As NVIDIA takes the HPC world by storm by lending the power of their GPUs (graphic processing units) to HPC applications, ISVs, system architects, and users are all trying to find their footing when it comes to planning how they’ll be using HPC in the next year or two. To make a historical comparison, the core counts, memory footprints, and I/O bandwidth achievable in a single workstation today would have enough to make HPC aficionados salivate only two years ago.

Indeed, “deskside” clusters were the prediction in 2007, expected to bring about the demise of the centralized cluster—with more computing power than any one user could ever need. Well, the HPC community are a greedy bunch. And in some ways the prediction has become half true. “Deskside clusters” have actually developed into “desktop SMPs”.

It seems that the line between when a user needs a cluster and when he can live with his personal workstation will be shifting. I believe that’s due to the enormous computing power offered by GPU accelerators. Yes, most applications aren’t ready yet, and, yes, the Tesla hardware is expensive. But those two barriers are true only today and are likely to quickly disappear.

Time will bring new and more mainstream applications into GPU enablement and force their now square peg into NVIDIA’s round hole. The elite prices of GPGPUs are nothing more than market perception. I just purchased an NVIDIA card for less than $200 for a media center PC that has 96 cores in it.

This trend adds up to a temporary shift in the centralized vs. distributed computing tug-of-war. Every one of the workstations on a corporate refresh cycle will have graphics capability. Servers, on the other hand, are often on a slower refresh cycle and are scrutinized more carefully by corporate bean counters who won’t buy GPUs servers until CIO/CTOs tell them to.

Desktop compute harvesting, once a fringe HPC endeavor, may suddenly have more ROI than it ever has as a technique for providing HPC scale for minimal incremental cost. The question is: Will the window of opportunity for such techniques close before a complete solution can be developed and delivered?

Of course, the inclusion of GPUs in servers will happen. When that occurs, the balance will shift back. Until then, though, the horsepower of cloud or even local clusters has become a little less attractive when there’s a processing stallion underneath the desk waiting to be bridled.

Chris Porter, Platform Computing Product Manager
Chris Porter, Platform ComputingChris Porter is a Product Manager at Platform Computing responsible for key solutions in the HPC market. His role focuses on product development of these solutions for cloud computing, GPUs and deep application integrations. Porter has over 15 years of HPC experience both from a customer and vendor perspective. Previously he was the lead HPC architect at The Boeing Company and MSC Software.
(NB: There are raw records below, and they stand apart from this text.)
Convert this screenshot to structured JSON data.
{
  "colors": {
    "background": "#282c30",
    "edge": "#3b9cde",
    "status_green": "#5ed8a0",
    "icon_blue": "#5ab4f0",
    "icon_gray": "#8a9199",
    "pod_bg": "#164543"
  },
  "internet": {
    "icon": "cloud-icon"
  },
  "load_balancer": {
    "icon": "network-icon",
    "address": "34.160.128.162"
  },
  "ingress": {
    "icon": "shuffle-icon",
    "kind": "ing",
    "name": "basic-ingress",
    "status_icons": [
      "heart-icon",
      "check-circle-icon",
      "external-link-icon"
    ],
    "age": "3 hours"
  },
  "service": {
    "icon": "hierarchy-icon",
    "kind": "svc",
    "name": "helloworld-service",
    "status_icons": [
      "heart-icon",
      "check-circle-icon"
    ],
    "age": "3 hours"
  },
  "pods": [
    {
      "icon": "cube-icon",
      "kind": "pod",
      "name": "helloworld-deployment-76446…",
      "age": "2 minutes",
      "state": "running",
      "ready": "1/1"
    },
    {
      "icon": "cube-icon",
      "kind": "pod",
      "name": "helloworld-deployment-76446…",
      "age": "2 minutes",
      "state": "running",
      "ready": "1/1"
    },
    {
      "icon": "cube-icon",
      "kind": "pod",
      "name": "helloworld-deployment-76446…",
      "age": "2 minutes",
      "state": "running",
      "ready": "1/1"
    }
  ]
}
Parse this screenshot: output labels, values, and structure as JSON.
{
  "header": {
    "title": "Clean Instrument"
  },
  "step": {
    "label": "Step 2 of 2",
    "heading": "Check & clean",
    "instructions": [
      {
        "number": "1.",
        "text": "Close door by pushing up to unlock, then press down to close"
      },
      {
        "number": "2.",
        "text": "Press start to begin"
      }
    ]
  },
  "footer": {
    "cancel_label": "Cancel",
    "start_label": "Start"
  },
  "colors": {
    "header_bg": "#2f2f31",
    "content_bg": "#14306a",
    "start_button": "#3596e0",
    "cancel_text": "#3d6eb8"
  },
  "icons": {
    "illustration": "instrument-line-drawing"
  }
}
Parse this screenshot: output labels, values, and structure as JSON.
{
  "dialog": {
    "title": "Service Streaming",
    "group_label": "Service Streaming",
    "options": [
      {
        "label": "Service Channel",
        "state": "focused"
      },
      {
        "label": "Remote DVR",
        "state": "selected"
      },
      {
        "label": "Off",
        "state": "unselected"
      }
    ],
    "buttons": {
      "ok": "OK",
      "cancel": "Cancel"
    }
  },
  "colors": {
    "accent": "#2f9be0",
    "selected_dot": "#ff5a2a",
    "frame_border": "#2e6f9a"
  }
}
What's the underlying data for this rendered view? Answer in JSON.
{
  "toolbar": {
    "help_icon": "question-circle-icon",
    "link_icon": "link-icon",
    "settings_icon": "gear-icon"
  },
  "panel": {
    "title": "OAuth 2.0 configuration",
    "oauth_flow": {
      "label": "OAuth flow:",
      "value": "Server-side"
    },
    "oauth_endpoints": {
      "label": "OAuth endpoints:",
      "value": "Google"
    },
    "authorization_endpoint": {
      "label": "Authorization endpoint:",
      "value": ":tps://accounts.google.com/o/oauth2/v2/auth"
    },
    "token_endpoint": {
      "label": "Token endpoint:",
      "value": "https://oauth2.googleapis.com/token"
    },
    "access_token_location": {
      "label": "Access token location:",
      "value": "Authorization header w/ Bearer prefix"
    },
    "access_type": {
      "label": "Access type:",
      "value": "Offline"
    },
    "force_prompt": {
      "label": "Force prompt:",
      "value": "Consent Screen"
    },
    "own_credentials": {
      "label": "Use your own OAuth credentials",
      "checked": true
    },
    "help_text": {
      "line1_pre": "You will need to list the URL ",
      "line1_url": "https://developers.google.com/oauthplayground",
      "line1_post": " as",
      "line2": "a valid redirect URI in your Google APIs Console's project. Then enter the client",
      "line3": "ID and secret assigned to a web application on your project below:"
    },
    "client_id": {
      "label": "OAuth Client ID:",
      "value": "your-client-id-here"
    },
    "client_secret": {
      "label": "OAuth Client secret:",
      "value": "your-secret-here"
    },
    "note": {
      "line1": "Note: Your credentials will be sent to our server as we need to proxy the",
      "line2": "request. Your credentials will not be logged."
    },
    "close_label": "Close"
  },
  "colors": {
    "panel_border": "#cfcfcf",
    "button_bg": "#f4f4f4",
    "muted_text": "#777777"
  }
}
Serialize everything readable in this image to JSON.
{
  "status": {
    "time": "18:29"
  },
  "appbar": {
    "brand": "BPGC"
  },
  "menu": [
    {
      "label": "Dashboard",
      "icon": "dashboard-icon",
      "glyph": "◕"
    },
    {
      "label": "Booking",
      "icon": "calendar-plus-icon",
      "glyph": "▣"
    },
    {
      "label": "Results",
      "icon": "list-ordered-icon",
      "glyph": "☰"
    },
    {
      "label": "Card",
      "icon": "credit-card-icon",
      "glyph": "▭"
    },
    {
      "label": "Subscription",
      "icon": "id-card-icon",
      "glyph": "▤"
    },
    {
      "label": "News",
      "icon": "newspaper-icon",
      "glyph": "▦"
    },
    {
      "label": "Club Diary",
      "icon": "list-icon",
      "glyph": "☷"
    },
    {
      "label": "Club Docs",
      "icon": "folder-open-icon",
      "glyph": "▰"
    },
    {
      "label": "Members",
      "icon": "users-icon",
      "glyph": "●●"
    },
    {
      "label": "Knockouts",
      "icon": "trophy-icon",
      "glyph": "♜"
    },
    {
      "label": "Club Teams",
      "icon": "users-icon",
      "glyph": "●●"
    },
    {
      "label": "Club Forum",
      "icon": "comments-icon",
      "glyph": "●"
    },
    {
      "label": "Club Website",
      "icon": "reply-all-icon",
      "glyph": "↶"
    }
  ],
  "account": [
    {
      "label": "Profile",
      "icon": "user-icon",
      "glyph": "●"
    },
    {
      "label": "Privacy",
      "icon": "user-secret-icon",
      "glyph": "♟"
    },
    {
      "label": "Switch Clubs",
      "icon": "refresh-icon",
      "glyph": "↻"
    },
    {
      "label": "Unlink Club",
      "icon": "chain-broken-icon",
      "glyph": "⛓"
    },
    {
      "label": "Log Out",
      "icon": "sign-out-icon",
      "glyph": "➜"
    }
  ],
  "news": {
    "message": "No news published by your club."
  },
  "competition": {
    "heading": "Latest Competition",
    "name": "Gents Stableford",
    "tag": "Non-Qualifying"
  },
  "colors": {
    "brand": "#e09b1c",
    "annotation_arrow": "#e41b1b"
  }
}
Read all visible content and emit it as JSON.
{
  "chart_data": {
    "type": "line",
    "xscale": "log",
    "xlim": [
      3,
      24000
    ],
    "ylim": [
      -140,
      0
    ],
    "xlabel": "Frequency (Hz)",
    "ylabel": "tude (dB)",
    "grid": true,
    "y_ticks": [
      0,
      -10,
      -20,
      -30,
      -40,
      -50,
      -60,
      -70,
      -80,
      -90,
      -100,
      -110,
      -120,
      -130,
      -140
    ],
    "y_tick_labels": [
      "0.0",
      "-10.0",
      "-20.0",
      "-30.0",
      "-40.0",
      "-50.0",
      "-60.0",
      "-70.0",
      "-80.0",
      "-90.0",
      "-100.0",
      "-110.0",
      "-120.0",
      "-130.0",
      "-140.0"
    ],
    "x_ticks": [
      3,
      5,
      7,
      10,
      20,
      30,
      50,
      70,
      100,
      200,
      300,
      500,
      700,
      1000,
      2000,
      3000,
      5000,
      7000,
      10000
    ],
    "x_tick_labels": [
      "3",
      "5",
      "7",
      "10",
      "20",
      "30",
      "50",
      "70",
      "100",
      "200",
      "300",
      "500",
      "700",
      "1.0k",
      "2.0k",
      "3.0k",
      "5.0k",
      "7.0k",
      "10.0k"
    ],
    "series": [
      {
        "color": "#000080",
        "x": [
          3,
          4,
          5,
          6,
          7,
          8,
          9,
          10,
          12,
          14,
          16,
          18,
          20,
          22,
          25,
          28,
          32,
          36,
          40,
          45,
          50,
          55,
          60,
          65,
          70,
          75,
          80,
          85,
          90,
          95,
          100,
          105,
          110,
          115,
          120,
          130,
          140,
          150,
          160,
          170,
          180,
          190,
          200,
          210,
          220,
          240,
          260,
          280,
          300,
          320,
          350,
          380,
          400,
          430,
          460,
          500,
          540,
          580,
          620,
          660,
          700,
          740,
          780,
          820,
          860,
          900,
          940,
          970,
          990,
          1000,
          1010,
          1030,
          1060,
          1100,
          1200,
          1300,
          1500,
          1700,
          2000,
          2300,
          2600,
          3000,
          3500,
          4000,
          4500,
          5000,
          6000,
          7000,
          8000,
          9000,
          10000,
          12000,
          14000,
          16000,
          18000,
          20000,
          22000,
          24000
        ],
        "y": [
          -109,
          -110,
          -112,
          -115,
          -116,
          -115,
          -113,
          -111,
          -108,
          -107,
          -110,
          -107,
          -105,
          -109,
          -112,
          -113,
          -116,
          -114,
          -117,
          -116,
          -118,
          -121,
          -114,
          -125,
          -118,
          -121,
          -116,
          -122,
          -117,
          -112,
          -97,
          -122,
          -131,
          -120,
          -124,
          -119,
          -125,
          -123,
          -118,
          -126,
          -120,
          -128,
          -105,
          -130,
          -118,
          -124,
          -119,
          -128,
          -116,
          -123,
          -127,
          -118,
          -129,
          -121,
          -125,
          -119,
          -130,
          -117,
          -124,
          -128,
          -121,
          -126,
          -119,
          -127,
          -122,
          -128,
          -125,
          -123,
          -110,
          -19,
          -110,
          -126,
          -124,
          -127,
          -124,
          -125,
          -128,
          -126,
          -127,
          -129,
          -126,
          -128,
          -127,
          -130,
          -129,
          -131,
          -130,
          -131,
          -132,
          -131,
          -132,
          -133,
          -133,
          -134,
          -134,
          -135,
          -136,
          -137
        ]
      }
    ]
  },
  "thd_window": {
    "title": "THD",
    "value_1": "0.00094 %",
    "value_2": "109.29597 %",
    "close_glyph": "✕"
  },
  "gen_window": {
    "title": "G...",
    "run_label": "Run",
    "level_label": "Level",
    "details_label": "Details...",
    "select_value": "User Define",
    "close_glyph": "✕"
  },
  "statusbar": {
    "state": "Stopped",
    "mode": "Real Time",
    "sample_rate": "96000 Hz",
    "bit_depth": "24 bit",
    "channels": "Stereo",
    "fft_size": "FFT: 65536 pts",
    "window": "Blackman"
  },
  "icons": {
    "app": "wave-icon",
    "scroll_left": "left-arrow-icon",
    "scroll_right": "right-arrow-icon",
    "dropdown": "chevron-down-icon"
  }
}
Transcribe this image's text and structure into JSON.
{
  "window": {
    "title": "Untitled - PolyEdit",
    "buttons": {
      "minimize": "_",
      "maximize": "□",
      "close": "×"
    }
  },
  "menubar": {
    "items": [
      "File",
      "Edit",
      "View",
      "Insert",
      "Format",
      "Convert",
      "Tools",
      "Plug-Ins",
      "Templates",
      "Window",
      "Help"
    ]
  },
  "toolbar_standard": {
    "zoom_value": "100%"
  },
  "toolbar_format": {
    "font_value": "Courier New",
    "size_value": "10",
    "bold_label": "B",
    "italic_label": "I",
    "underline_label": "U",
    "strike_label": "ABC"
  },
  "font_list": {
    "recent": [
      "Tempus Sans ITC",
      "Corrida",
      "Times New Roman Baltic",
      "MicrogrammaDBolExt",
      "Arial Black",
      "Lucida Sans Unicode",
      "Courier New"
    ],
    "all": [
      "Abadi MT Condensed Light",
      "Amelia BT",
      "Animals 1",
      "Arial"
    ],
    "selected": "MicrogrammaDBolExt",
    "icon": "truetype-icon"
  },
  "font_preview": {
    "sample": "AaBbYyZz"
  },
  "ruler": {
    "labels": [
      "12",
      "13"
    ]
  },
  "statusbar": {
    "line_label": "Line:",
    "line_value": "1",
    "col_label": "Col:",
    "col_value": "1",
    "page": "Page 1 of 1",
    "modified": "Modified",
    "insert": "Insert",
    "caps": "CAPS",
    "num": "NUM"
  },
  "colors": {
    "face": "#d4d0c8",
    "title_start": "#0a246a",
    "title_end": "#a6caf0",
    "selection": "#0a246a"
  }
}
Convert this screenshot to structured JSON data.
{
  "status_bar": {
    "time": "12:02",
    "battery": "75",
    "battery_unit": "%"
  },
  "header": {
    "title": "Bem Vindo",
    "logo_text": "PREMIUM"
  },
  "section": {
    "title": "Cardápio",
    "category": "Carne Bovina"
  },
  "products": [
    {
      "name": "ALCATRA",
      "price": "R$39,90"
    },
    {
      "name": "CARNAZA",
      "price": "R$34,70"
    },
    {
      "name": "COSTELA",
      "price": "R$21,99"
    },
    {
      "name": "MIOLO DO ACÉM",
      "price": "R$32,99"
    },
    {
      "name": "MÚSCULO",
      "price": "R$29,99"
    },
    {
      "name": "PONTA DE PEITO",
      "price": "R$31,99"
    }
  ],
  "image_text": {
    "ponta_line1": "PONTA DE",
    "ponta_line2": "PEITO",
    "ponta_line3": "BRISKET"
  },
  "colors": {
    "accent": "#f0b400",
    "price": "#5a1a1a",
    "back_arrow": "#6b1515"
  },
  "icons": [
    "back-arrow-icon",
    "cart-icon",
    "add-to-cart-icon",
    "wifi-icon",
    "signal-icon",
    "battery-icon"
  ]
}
His strong background in HPC has sped the adoption of HPC cluster and grid technologies in several industries at customers large and small. He holds a Bachelor of Science degree in Mechanical and Aeronautical Engineering and a Master of Science in Aerospace engineering.